_WHAT YOU NEED TO DO:_ Search the material below for "description" and copy every line where it occurs.

......

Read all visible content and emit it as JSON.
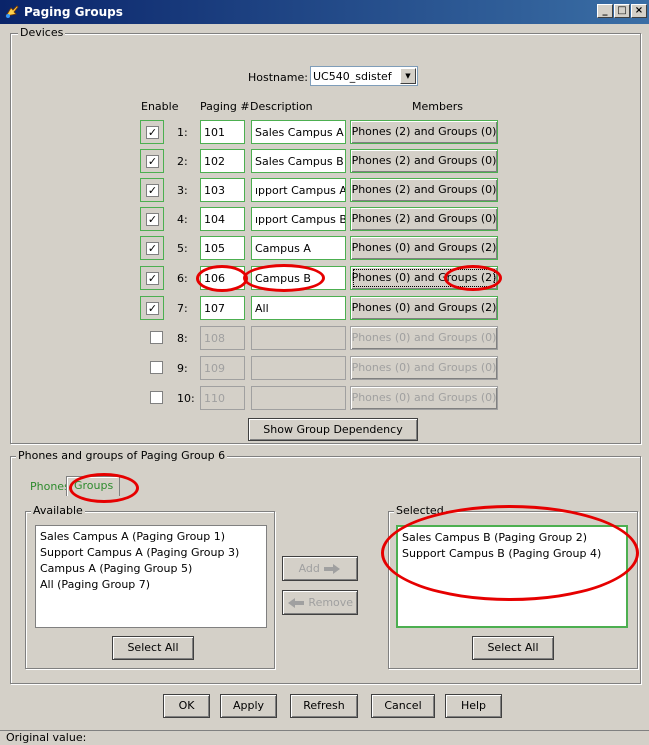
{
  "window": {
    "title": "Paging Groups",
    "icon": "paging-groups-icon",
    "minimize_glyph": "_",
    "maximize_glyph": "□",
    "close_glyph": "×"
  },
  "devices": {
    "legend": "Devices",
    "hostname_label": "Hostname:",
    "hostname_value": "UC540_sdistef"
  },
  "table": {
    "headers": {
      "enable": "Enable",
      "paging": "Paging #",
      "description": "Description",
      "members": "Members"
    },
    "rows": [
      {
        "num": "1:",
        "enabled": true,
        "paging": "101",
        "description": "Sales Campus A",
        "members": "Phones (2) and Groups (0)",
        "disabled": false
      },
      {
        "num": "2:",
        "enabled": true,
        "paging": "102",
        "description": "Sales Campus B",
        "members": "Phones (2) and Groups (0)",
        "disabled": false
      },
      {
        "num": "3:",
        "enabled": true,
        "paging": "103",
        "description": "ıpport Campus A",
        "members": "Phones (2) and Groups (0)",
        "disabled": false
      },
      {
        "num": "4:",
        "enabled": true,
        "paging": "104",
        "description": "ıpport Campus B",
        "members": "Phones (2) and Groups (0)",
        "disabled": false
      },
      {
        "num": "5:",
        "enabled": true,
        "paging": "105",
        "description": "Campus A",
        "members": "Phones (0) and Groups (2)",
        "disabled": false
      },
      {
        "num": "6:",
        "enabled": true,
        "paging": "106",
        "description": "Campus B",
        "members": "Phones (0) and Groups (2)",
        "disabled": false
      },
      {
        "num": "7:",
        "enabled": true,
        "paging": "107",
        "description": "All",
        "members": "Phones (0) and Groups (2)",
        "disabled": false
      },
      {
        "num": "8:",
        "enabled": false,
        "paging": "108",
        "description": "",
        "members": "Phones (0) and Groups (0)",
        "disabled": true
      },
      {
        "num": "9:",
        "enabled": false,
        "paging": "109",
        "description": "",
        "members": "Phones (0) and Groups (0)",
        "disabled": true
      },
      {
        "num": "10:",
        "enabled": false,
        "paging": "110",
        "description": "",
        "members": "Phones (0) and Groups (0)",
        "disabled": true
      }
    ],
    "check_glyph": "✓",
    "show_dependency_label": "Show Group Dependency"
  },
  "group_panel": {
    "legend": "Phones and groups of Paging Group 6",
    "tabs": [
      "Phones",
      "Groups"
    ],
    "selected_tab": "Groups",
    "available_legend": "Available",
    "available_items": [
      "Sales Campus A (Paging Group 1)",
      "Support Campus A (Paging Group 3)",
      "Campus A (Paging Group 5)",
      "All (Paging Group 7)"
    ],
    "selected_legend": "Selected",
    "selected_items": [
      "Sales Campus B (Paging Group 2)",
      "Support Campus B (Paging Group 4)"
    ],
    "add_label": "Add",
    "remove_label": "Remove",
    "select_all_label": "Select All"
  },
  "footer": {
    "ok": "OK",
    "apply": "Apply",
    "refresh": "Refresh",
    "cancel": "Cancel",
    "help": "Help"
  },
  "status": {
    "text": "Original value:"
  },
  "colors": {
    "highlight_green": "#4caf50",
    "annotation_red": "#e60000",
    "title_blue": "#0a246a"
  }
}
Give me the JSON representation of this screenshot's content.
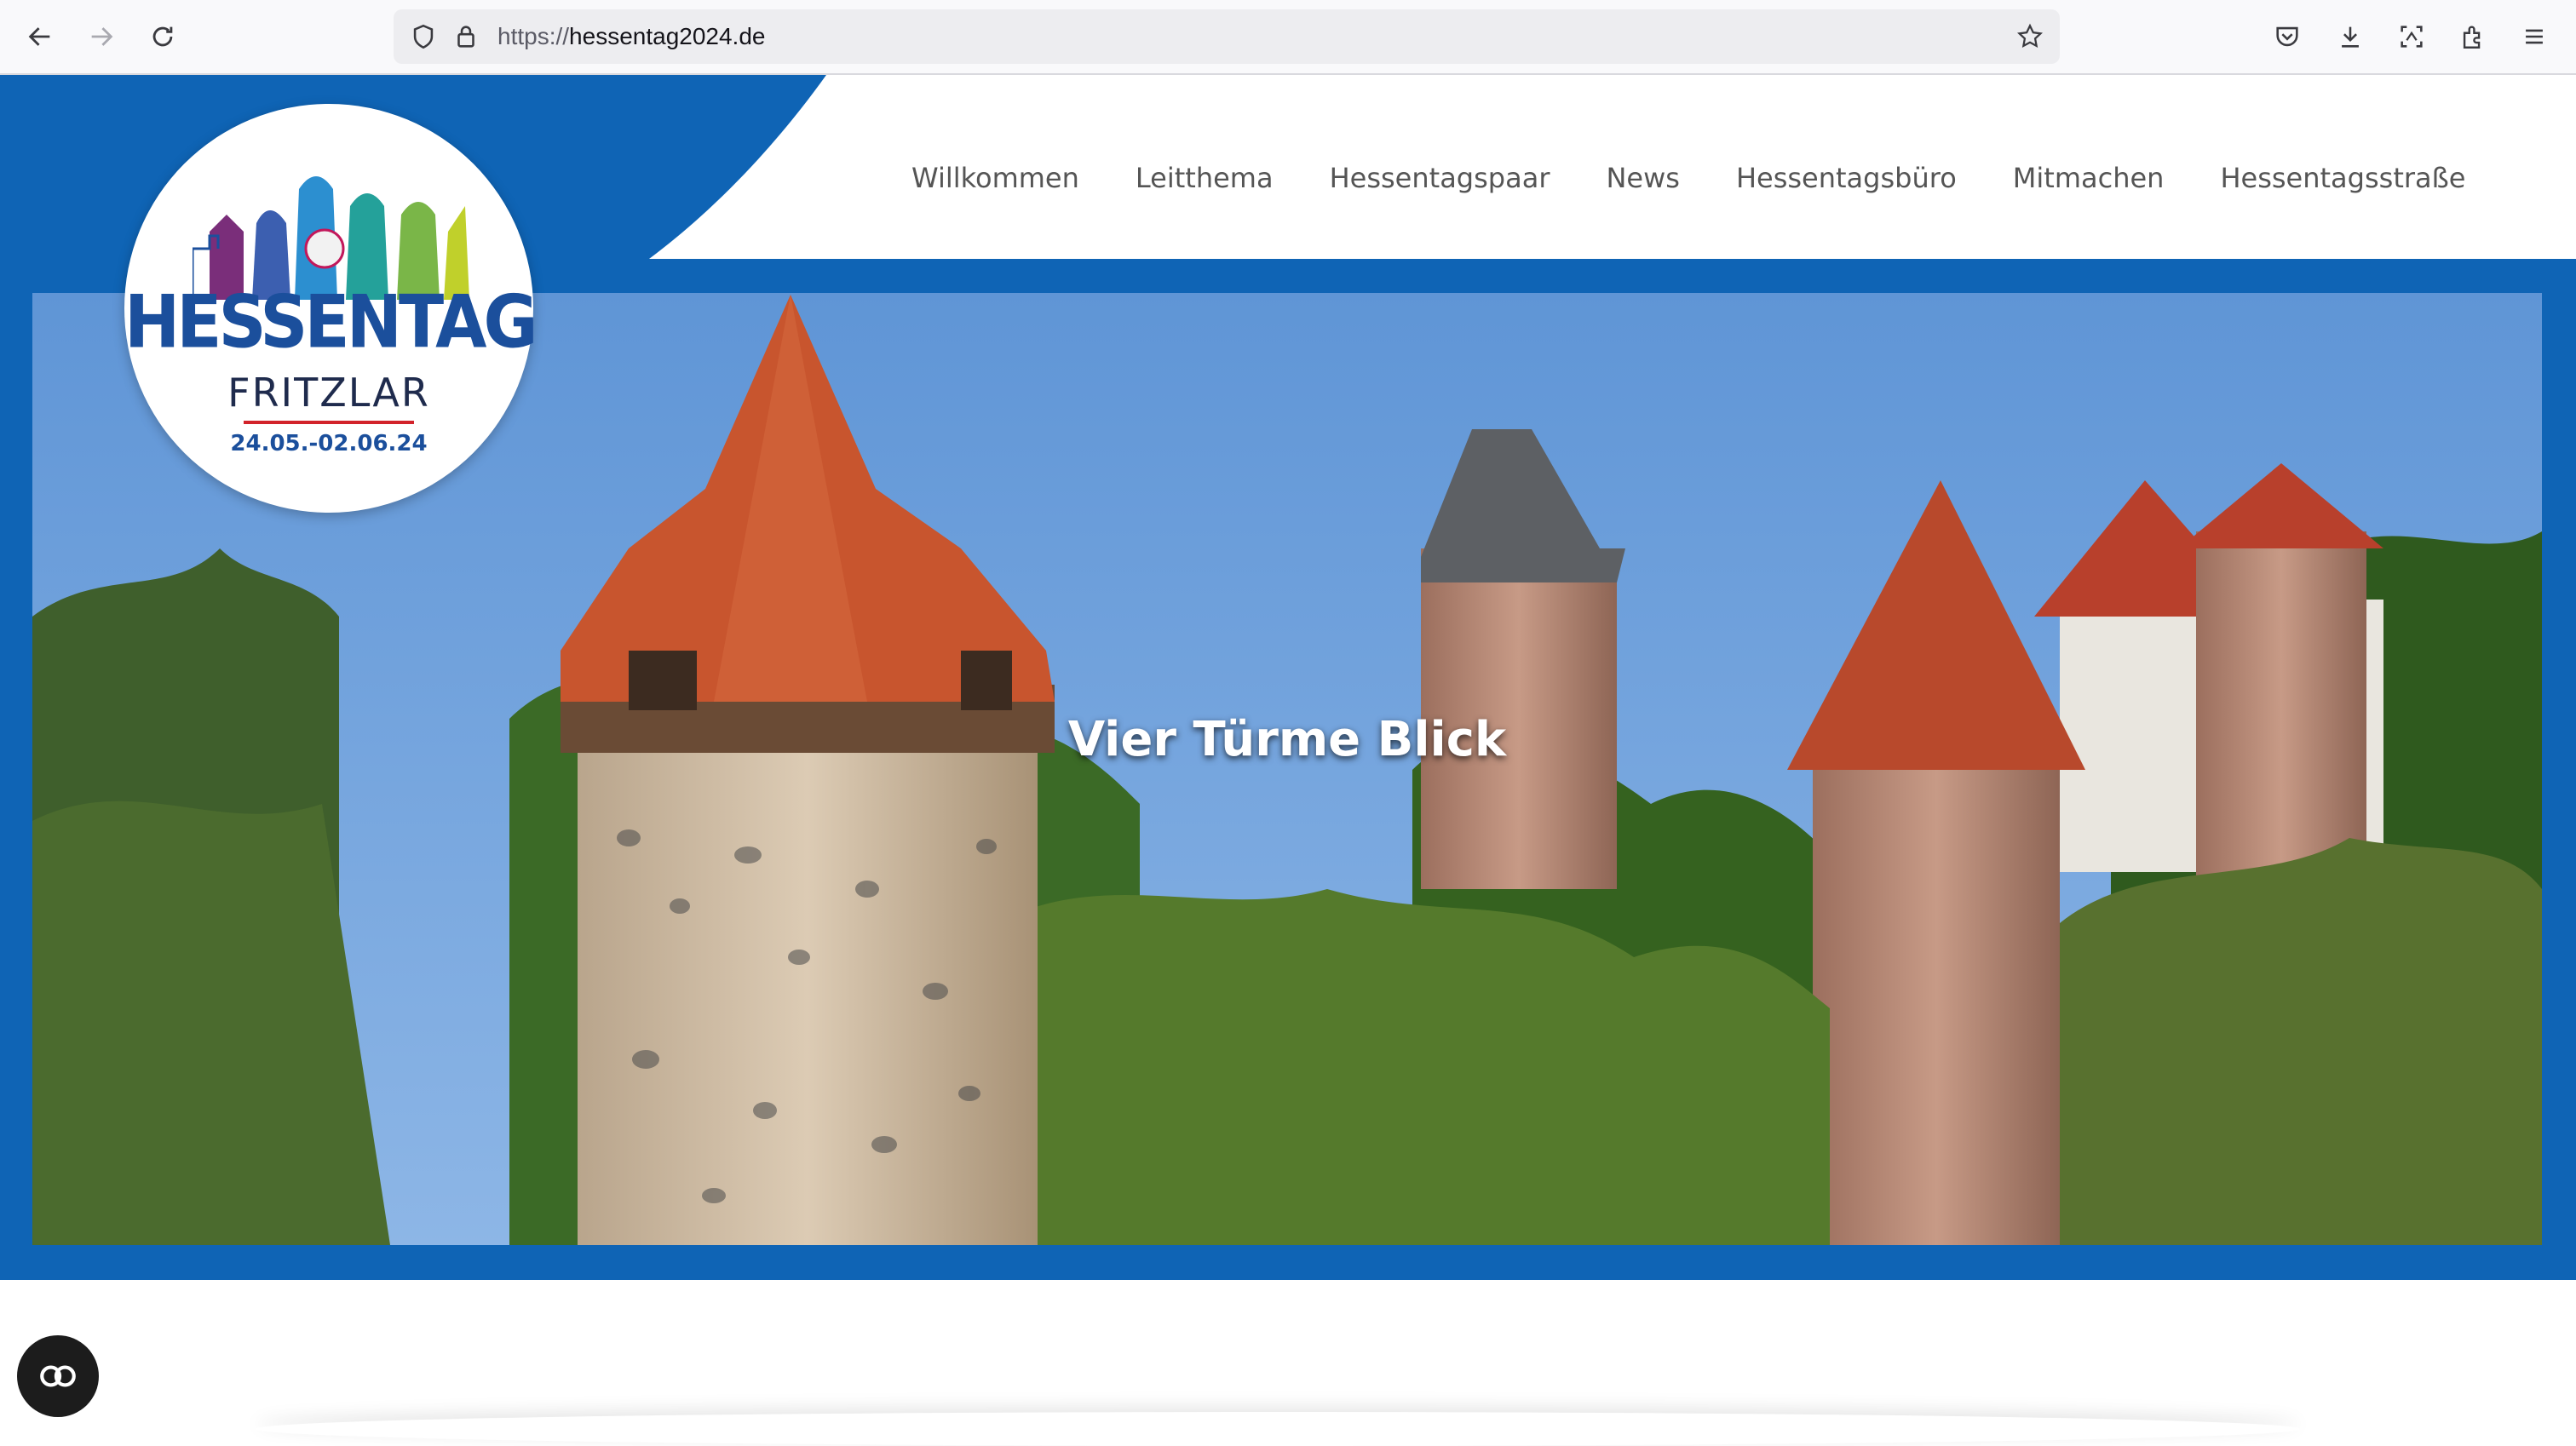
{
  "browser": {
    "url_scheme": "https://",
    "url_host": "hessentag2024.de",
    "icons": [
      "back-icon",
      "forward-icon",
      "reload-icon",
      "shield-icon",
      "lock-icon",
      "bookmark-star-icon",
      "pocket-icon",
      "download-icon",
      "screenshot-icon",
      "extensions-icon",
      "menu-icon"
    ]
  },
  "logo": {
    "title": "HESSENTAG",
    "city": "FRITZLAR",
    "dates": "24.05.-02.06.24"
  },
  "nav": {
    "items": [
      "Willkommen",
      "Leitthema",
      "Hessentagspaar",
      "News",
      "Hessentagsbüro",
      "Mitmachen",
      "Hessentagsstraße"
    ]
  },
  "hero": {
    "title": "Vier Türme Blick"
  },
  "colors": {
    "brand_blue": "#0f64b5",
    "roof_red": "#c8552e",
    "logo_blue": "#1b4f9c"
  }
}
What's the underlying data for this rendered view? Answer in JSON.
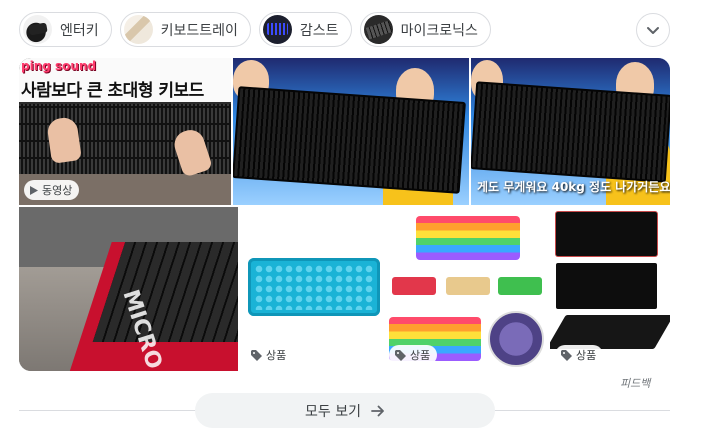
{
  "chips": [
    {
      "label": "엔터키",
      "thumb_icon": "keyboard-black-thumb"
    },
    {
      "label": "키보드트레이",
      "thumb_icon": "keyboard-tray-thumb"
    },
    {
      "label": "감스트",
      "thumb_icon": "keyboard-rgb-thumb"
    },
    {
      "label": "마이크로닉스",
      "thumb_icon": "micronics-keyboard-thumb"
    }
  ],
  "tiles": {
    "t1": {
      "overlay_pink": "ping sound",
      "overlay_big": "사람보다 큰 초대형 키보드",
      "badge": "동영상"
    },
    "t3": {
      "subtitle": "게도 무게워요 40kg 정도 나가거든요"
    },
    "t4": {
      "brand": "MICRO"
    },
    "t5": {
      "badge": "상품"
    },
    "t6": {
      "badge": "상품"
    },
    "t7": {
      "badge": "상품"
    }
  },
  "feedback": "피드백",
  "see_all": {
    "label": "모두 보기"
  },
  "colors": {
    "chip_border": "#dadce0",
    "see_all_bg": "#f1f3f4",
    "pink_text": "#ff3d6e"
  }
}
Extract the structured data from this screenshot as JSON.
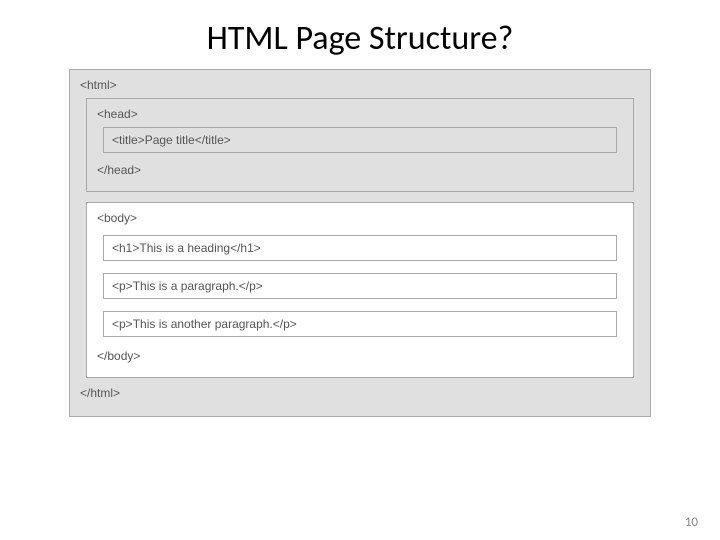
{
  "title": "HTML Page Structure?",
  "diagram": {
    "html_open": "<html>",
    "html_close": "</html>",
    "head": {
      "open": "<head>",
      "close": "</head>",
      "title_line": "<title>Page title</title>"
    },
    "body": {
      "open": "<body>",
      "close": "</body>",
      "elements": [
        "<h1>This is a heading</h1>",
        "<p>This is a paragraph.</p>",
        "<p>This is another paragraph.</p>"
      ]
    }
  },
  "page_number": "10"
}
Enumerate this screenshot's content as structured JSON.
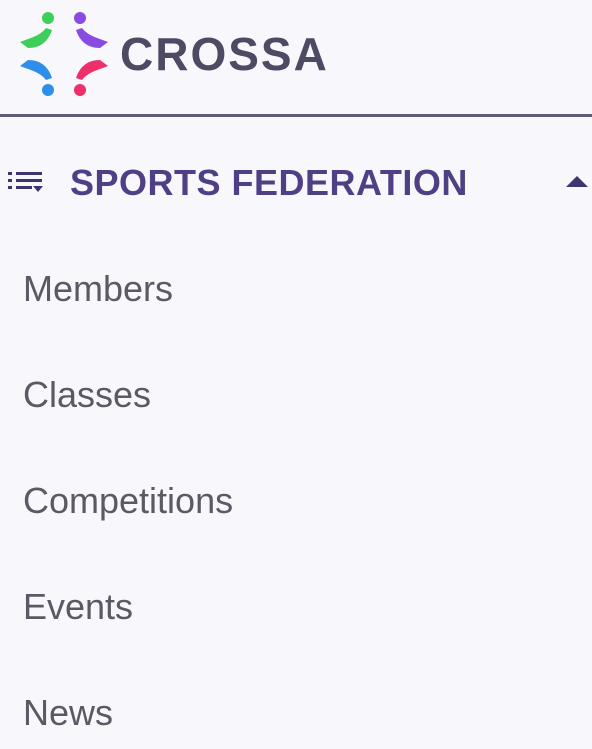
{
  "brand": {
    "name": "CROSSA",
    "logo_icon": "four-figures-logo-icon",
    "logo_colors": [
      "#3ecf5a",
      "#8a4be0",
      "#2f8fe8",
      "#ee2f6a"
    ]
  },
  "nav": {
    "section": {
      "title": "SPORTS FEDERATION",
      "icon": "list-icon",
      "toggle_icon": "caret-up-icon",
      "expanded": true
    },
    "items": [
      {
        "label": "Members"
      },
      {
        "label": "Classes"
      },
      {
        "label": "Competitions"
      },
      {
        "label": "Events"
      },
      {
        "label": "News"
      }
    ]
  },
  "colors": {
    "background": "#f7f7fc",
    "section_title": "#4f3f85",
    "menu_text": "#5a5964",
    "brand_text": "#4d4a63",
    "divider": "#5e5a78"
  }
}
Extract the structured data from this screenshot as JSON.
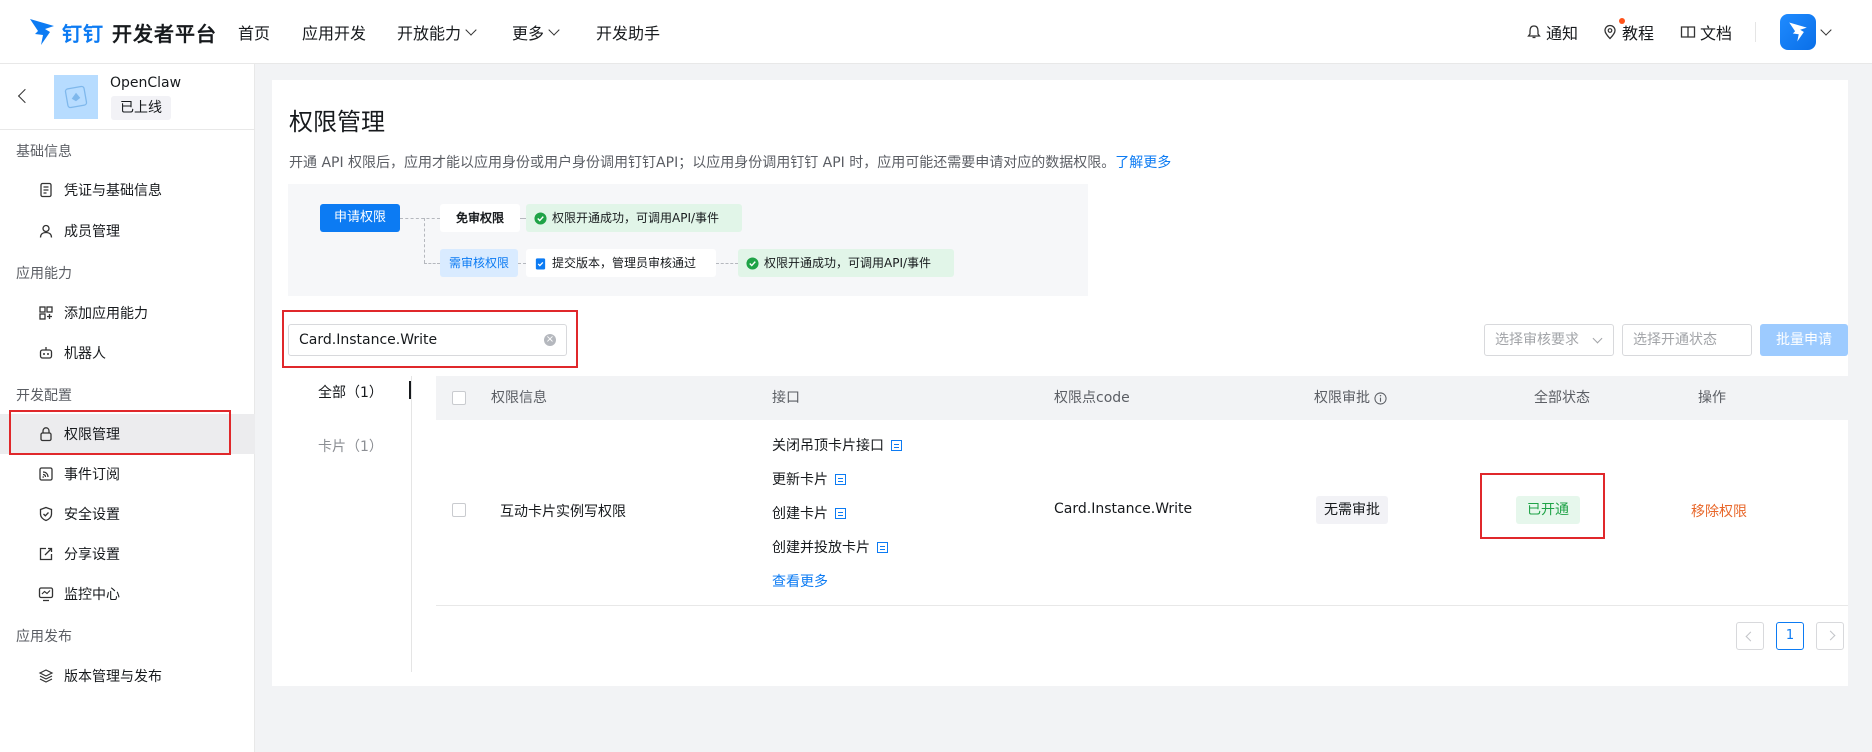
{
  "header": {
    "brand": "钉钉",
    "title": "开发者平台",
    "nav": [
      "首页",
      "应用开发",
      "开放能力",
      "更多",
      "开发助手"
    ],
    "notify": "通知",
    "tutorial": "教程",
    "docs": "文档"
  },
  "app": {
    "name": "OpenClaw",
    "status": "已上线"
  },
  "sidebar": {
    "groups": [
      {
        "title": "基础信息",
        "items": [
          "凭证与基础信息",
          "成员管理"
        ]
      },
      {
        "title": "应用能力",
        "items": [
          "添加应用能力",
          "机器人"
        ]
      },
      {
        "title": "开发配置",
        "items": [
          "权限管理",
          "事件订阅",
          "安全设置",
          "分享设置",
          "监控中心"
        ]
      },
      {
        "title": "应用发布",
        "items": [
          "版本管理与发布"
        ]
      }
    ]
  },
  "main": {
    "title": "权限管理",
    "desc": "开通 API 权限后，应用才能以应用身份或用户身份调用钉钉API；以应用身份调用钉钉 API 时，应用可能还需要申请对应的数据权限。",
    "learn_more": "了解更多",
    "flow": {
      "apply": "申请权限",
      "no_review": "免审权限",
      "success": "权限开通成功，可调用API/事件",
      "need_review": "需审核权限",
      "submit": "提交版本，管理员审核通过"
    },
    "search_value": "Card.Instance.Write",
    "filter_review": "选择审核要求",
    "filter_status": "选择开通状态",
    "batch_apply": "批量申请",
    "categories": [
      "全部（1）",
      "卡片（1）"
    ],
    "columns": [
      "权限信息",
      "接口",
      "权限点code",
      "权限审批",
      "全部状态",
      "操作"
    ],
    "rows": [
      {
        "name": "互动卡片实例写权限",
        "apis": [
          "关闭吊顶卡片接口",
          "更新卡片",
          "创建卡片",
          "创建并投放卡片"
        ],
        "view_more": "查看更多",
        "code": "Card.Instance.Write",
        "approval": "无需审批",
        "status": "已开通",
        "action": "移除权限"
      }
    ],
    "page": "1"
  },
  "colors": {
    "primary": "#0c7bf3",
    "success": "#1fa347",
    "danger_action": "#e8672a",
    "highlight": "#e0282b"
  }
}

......

_PROBLEM SOLUTION:_
      "description": "Description",
        "description": "Sales Campus A",
        "description": "Sales Campus B",
        "description": "ıpport Campus A",
        "description": "ıpport Campus B",
        "description": "Campus A",
        "description": "Campus B",
        "description": "All",
        "description": "",
        "description": "",
        "description": "",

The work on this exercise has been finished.